The history of Rajasthan is crowded with invasions and counter-invasions. Unsettling as this must have been for the people of the time, it has caused some spectacular forts to be built. Seen from a distance they look like sandcastles emerging from the earth, or maybe in the process of sinking back to some dark place below (depending on your mood).
- Jaisalmer Fort, Jaisalmer for fairytale factor
- Mehrangarh Fort, Jodhpur for the palace
- Amber Fort, Jaipur for the views
It is the home of Mewar Art, a colourful form of painting often referred to as miniture painting. Confusing at first, because the art often takes the form of huge murals. These artworks are defined by their use of bright and brilliant colours, especially reds, oranges, blues and greens. There is a great collection on display in Mehrangarh Fort, Jodhpur, but it also adorns many of the walls of the old towns of Rajasthan as a sort of street art.
Despite all this colour, life in a desert is harsh and this fact was impossible to avoid in the smaller villages we passed through.
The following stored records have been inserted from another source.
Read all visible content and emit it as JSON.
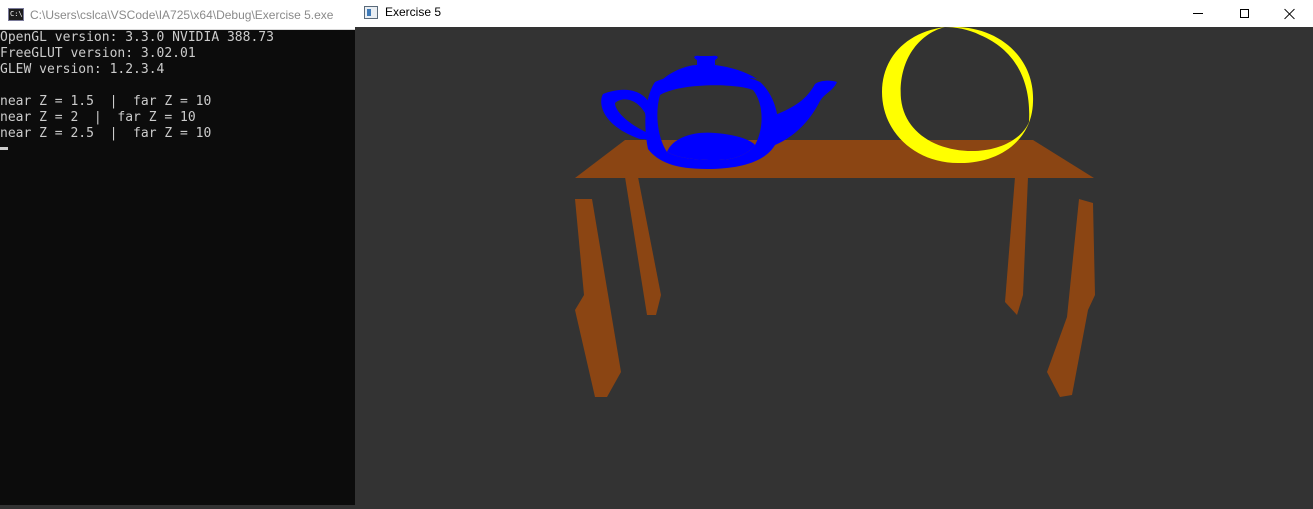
{
  "console_window": {
    "title": "C:\\Users\\cslca\\VSCode\\IA725\\x64\\Debug\\Exercise 5.exe",
    "lines": [
      "OpenGL version: 3.3.0 NVIDIA 388.73",
      "FreeGLUT version: 3.02.01",
      "GLEW version: 1.2.3.4",
      "",
      "near Z = 1.5  |  far Z = 10",
      "near Z = 2  |  far Z = 10",
      "near Z = 2.5  |  far Z = 10"
    ]
  },
  "gl_window": {
    "title": "Exercise 5",
    "buttons": [
      "minimize",
      "maximize",
      "close"
    ],
    "scene": {
      "background": "#333333",
      "objects": [
        "table",
        "teapot",
        "sphere"
      ],
      "colors": {
        "table": "#8b4513",
        "teapot": "#0000ff",
        "sphere": "#ffff00"
      }
    }
  }
}
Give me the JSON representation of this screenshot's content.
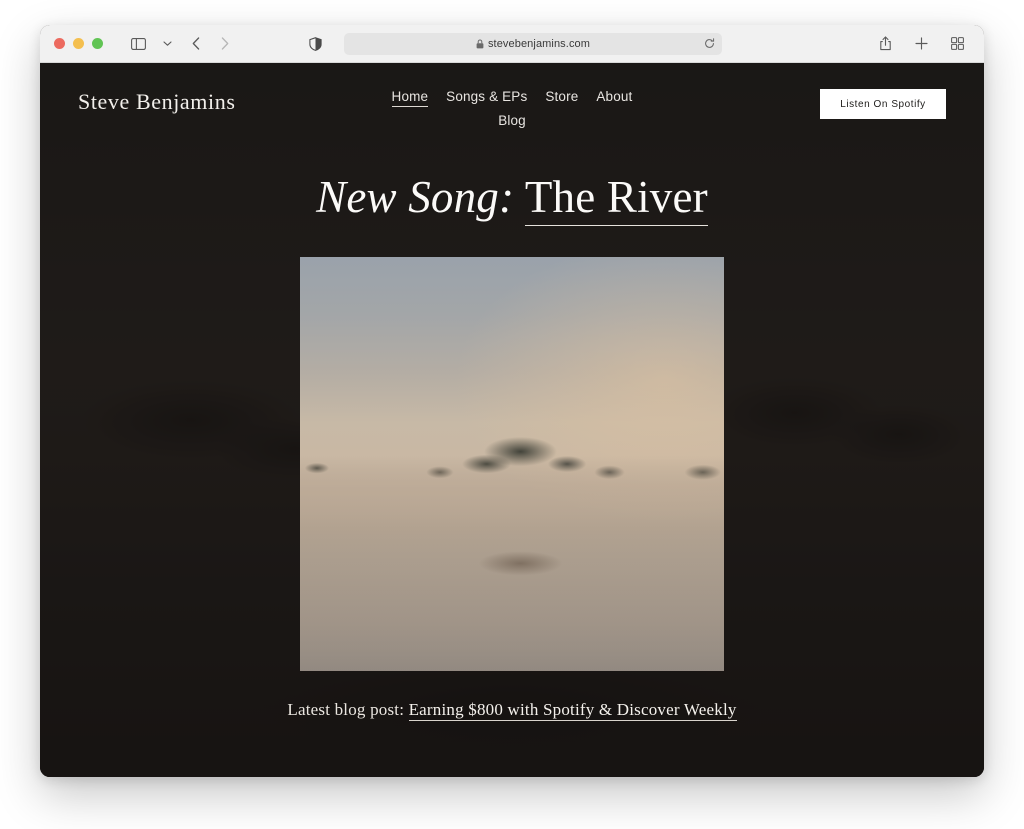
{
  "browser": {
    "traffic_lights": [
      "close",
      "minimize",
      "zoom"
    ],
    "sidebar_icon": "sidebar-icon",
    "chevron_icon": "chevron-down-icon",
    "back_icon": "back-arrow-icon",
    "forward_icon": "forward-arrow-icon",
    "shield_icon": "shield-privacy-icon",
    "lock_icon": "lock-icon",
    "reload_icon": "reload-icon",
    "share_icon": "share-icon",
    "new_tab_icon": "plus-icon",
    "tab_overview_icon": "tab-overview-icon",
    "url": "stevebenjamins.com"
  },
  "site": {
    "brand": "Steve Benjamins",
    "nav": [
      {
        "label": "Home",
        "active": true
      },
      {
        "label": "Songs & EPs",
        "active": false
      },
      {
        "label": "Store",
        "active": false
      },
      {
        "label": "About",
        "active": false
      },
      {
        "label": "Blog",
        "active": false
      }
    ],
    "cta": {
      "label": "Listen On Spotify"
    },
    "hero": {
      "headline_prefix": "New Song:",
      "headline_title": "The River",
      "cover_alt": "misty-river-landscape-cover-art"
    },
    "footer": {
      "blog_label": "Latest blog post:",
      "blog_link": "Earning $800 with Spotify & Discover Weekly"
    },
    "colors": {
      "page_background": "#2a2623",
      "text": "#f2efeb",
      "cta_background": "#ffffff",
      "cta_text": "#1d1b19"
    }
  }
}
The contrast of the luxurious colored saris worn as women carried water for miles through baking heat was stark. We also encountered nomadic tribes where very young girls were kitted out in all the external displays of marriage.
If you get anywhere near Jaisalmer you will be offered a camel safari into the desert. Do it. The Thar Desert does not have the immense sand dunes of the Sahara and, given the popularity of this particular experience, you never quite escape from it all, even on a tour that stays away from the most popular spots the hum of distant generators and music travels a long way. However, a night under the crisp clear desert sky is a surprisingly rejuvenating experience.
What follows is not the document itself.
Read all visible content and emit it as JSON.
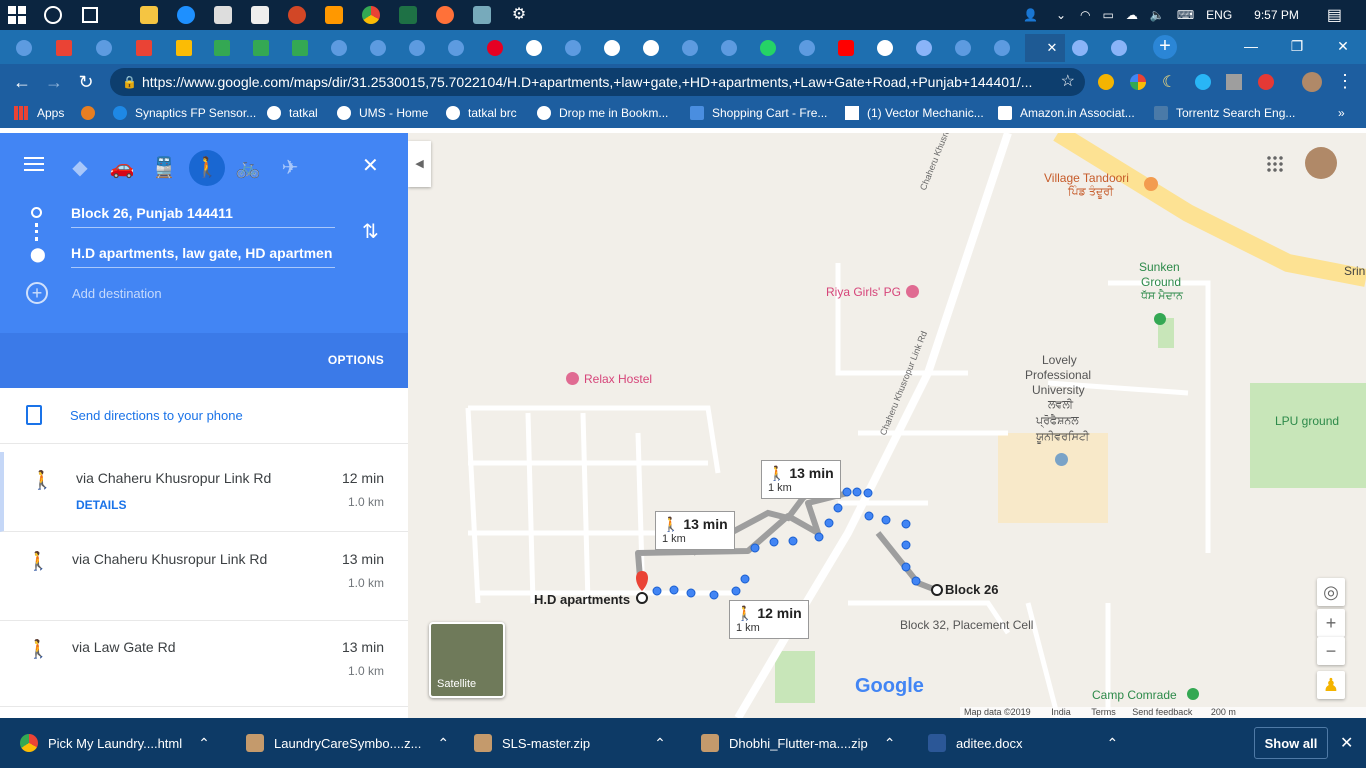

Camels wandering along the highway, tigers hiding in national parks, donkeys painted with polka dots running through the town, deer grazing by wetlands and elephants guarding palaces. Considering Rajasthan is largely desert there is a surprising amount of wildlife.
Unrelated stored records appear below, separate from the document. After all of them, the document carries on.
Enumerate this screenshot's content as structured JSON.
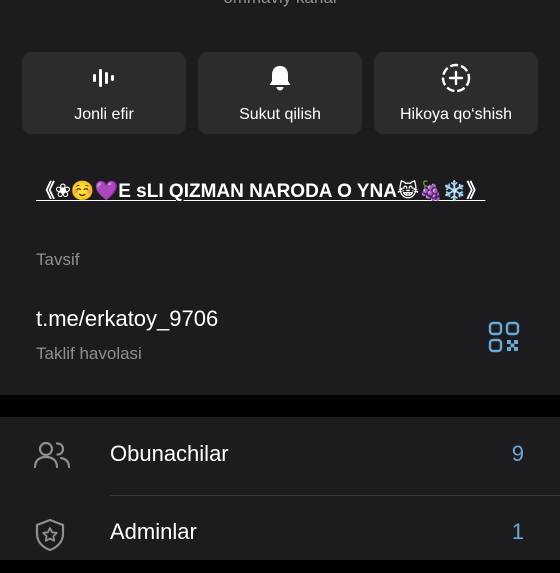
{
  "header": {
    "subtitle": "ommaviy kanal"
  },
  "actions": [
    {
      "label": "Jonli efir",
      "icon": "live-stream-icon"
    },
    {
      "label": "Sukut qilish",
      "icon": "bell-icon"
    },
    {
      "label": "Hikoya qo‘shish",
      "icon": "add-story-icon"
    }
  ],
  "description": {
    "value": "《❀☺️💜E sLI QIZMAN NARODA O YNA😹🍇❄️》",
    "label": "Tavsif"
  },
  "invite_link": {
    "value": "t.me/erkatoy_9706",
    "label": "Taklif havolasi",
    "icon": "qr-code-icon"
  },
  "rows": [
    {
      "label": "Obunachilar",
      "count": "9",
      "icon": "users-icon"
    },
    {
      "label": "Adminlar",
      "count": "1",
      "icon": "admin-shield-icon"
    }
  ],
  "colors": {
    "background": "#000000",
    "panel": "#1c1c1e",
    "button": "#2c2c2e",
    "secondary_text": "#8e8e93",
    "accent": "#6aa8d6"
  }
}
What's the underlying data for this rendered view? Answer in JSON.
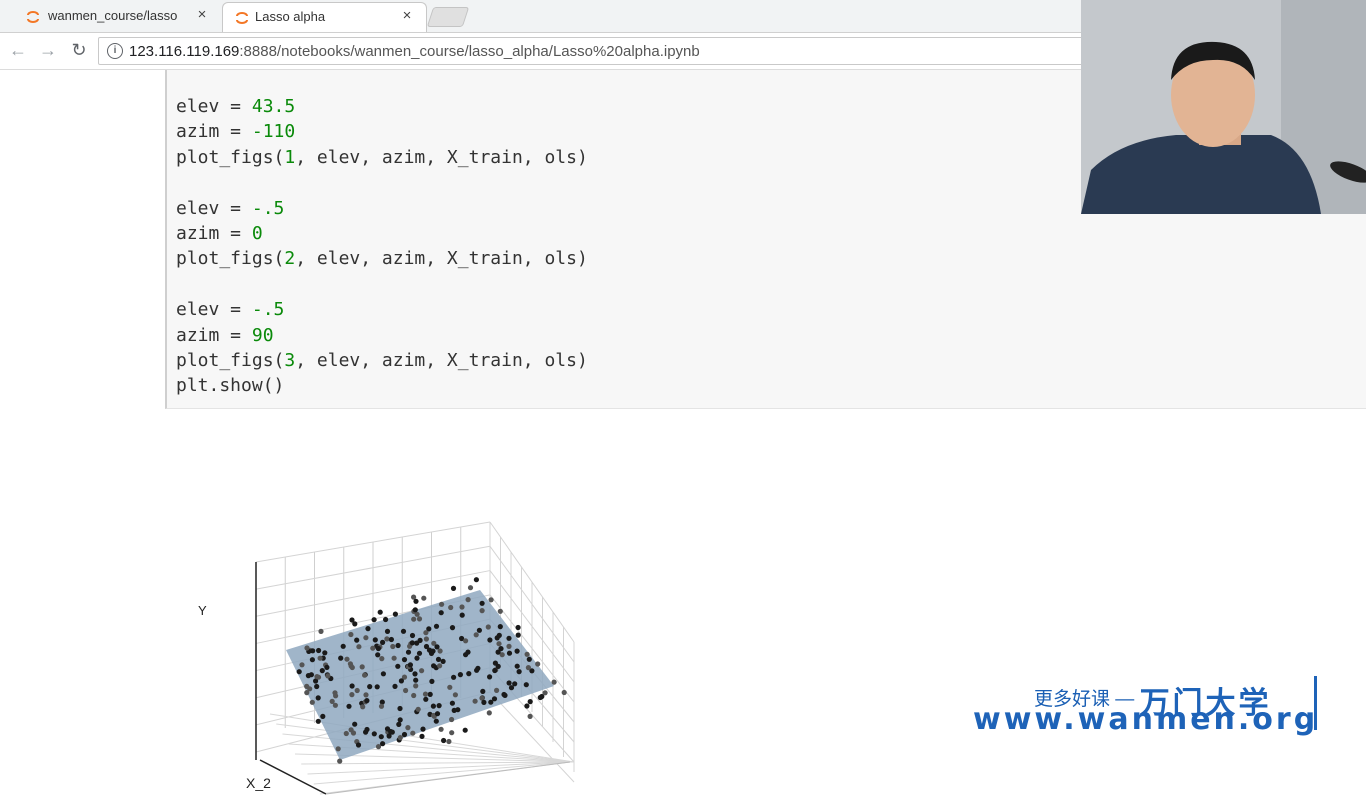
{
  "browser": {
    "tabs": [
      {
        "title": "wanmen_course/lasso",
        "active": false
      },
      {
        "title": "Lasso alpha",
        "active": true
      }
    ],
    "url_host": "123.116.119.169",
    "url_rest": ":8888/notebooks/wanmen_course/lasso_alpha/Lasso%20alpha.ipynb"
  },
  "code_lines": [
    {
      "pre": "elev = ",
      "num": "43.5",
      "post": ""
    },
    {
      "pre": "azim = ",
      "num": "-110",
      "post": ""
    },
    {
      "pre": "plot_figs(",
      "num": "1",
      "post": ", elev, azim, X_train, ols)"
    },
    {
      "pre": "",
      "num": "",
      "post": ""
    },
    {
      "pre": "elev = ",
      "num": "-.5",
      "post": ""
    },
    {
      "pre": "azim = ",
      "num": "0",
      "post": ""
    },
    {
      "pre": "plot_figs(",
      "num": "2",
      "post": ", elev, azim, X_train, ols)"
    },
    {
      "pre": "",
      "num": "",
      "post": ""
    },
    {
      "pre": "elev = ",
      "num": "-.5",
      "post": ""
    },
    {
      "pre": "azim = ",
      "num": "90",
      "post": ""
    },
    {
      "pre": "plot_figs(",
      "num": "3",
      "post": ", elev, azim, X_train, ols)"
    },
    {
      "pre": "plt.show()",
      "num": "",
      "post": ""
    }
  ],
  "plot": {
    "ylabel": "Y",
    "xlabel": "X_2",
    "plane_color": "#8fa8c0"
  },
  "watermark": {
    "line1_small": "更多好课 —",
    "line1_big": "万门大学",
    "line2": "www.wanmen.org",
    "color": "#1e63b8"
  }
}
- Safari in Ranthambore National Park
Day 1: Delhi to Pushkar o/n in Pushkar
Day 2: Pushkar to Jaisalmer o/n in Jaisalmer
Day 3: Camel safari in Thar desert, leaving from and returning to Jaisalmer, o/n in desert
Day 4: Jaisalmer to Jodhpur o/n in Jodhpur
Day 5: Jodhpur to Udaipur, three nights in Udaipur
Day 8: Udaipur to Jaipur, two nights in Jaipur
Day 10: Jaipur to Ranthambore o/n in Ranthambore
Day 11: Ranthambore to Agra o/n in Agra
Day12: Agra to Delhi
How we got around:
We hired a car and driver, this allowed us to cover a lot of ground relatively quickly and to see some sights in between towns. There is a very effective train line as well, if you need to keep costs down.
Hiring a driver:
We found the most helpful source of information to be the Delhi Tourism and Transport Development Corporation, although we ended up booking through the travel agent at our hotel and were very happy with both the agent and the driver.
Make sure that your receipt records everything that is included in the price. Relevant costs include car hire, petrol, general car maintenance, taxes, parking, the hire of a driver, the driver's accommodation and food. We organised our own accommodation, meals and entry fees.
When negotiating our price, we made sure the cost included the driver's accommodation and food. However, at the end of our trip our driver told us that money was not passed along to him. We do not know how factual this is. It coincided with us paying him a tip so may have been a play for more money, but after spending 12 days with him we were inclined to believe him. This might be something to be aware of when negotiating your price.
Apart from this slightly sour ending, we were very happy with our driver. He can be contacted directly at firstname.lastname@example.org. Please note, Follow Me East does not get any commission for this and takes no responsibility for the recommendation.